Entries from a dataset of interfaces
================

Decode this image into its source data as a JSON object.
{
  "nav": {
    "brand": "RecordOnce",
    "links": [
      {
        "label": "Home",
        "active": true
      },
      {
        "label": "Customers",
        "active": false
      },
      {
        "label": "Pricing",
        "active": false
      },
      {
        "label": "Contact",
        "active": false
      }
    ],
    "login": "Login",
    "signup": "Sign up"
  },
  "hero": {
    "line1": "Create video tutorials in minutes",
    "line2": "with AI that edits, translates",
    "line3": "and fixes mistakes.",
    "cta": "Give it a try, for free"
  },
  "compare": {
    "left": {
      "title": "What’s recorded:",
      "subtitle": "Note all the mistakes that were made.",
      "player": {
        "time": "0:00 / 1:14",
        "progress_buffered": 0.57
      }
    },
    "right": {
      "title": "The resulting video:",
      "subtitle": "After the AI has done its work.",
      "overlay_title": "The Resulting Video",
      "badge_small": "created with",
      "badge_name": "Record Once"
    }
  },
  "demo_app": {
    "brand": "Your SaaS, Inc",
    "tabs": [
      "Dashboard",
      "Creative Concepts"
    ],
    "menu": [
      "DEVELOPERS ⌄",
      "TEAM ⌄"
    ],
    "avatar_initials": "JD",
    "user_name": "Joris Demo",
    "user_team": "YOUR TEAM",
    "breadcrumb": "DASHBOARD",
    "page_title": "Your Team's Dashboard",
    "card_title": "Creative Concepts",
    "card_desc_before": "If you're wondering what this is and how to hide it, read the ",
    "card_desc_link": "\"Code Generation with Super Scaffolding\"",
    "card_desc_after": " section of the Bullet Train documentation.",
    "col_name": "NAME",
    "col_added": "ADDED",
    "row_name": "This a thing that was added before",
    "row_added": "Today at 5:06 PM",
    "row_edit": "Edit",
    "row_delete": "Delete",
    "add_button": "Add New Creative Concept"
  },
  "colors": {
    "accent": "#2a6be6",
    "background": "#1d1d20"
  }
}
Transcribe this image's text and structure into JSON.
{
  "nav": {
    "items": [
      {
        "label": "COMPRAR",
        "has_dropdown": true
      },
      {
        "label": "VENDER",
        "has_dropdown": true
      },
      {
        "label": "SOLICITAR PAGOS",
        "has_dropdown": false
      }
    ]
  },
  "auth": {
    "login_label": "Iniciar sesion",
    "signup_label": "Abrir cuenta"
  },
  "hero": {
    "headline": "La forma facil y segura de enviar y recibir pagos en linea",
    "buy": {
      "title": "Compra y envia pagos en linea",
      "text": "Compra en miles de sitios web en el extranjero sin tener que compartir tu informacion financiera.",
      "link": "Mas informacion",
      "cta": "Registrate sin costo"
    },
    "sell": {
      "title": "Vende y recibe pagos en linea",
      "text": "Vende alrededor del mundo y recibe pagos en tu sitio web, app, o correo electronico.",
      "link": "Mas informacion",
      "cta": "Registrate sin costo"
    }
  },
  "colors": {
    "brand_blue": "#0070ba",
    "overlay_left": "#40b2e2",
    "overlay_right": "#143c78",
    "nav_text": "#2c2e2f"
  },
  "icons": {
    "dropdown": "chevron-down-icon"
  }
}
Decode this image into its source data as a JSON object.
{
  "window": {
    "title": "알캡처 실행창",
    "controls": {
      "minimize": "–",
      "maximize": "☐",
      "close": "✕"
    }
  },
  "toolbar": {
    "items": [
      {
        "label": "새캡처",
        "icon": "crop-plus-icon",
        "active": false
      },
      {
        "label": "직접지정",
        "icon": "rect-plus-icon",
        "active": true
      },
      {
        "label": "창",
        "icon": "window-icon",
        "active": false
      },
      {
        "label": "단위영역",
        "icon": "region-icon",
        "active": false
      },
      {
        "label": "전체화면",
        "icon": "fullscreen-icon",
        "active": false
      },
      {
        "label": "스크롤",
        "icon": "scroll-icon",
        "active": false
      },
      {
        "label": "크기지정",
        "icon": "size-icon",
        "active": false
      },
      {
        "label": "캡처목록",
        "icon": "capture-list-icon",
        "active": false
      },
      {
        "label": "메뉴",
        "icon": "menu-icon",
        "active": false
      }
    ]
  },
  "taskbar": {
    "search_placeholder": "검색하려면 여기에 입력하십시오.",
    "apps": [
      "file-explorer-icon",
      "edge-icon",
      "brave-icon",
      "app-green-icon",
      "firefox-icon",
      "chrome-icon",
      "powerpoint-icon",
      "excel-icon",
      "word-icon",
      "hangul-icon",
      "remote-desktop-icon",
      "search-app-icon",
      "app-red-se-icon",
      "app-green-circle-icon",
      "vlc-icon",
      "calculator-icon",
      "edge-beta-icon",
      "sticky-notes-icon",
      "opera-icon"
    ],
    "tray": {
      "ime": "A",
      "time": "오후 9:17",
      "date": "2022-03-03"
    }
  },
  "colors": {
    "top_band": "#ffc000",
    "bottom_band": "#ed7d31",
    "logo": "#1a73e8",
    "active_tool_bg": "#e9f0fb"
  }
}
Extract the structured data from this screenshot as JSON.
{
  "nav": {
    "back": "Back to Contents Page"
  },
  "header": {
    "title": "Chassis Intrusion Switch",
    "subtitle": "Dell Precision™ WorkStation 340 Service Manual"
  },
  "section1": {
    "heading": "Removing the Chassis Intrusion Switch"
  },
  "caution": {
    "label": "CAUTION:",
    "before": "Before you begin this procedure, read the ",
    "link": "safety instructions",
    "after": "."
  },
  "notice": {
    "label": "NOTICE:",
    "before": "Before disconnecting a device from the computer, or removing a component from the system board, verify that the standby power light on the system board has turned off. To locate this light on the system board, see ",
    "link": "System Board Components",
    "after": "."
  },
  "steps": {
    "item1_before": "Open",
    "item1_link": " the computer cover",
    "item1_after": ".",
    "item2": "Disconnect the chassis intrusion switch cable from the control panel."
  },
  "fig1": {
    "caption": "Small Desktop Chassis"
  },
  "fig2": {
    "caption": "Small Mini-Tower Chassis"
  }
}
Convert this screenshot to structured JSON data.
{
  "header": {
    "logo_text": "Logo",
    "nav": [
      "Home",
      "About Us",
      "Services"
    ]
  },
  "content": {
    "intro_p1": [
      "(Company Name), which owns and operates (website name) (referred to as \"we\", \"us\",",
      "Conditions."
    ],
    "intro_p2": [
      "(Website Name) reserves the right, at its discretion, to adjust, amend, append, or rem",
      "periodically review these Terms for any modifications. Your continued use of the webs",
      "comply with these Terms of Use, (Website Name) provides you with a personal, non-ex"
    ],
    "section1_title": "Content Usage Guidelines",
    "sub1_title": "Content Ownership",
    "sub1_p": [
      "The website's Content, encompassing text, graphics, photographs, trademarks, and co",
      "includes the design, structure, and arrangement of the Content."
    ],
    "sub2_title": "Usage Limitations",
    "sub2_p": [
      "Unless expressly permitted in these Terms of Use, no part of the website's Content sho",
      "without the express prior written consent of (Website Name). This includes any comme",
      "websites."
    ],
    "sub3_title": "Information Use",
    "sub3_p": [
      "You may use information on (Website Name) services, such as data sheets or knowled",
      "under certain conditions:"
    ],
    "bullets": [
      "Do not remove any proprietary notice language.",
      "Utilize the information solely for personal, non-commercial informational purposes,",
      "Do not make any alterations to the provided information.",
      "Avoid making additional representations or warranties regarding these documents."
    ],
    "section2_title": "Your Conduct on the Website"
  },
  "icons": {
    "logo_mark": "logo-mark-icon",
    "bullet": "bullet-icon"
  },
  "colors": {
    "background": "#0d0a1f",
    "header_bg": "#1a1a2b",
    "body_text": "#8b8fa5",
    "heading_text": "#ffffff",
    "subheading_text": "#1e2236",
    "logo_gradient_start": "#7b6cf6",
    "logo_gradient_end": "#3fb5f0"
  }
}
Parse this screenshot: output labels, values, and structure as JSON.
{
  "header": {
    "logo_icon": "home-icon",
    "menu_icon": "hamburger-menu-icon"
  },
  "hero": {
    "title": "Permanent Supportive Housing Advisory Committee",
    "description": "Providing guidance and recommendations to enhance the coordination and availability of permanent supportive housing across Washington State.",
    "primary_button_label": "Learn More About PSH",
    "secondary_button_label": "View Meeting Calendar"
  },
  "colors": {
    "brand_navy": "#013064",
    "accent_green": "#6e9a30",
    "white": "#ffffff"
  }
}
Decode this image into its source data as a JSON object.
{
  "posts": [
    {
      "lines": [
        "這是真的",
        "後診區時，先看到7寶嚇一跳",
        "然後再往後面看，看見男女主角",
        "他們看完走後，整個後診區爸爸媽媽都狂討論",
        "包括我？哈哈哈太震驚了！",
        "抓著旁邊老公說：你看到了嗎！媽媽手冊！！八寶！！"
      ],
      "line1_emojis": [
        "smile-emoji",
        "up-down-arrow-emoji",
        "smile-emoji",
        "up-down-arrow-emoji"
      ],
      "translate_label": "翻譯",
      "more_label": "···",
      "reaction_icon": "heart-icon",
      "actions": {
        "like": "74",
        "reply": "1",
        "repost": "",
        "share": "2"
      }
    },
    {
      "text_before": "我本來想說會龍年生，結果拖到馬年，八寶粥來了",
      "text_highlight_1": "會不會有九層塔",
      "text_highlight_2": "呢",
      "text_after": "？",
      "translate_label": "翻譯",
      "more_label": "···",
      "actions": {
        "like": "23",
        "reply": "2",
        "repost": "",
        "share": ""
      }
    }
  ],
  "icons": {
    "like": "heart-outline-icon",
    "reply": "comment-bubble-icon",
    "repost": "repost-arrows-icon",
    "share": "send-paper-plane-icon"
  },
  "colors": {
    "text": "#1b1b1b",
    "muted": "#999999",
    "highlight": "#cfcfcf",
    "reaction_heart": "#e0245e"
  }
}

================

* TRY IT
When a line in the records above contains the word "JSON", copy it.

* WRITTEN ANSWER
Decode this image into its source data as a JSON object.
Transcribe this image's text and structure into JSON.
Decode this image into its source data as a JSON object.
Extract the structured data from this screenshot as JSON.
Convert this screenshot to structured JSON data.
Parse this screenshot: output labels, values, and structure as JSON.
Decode this image into its source data as a JSON object.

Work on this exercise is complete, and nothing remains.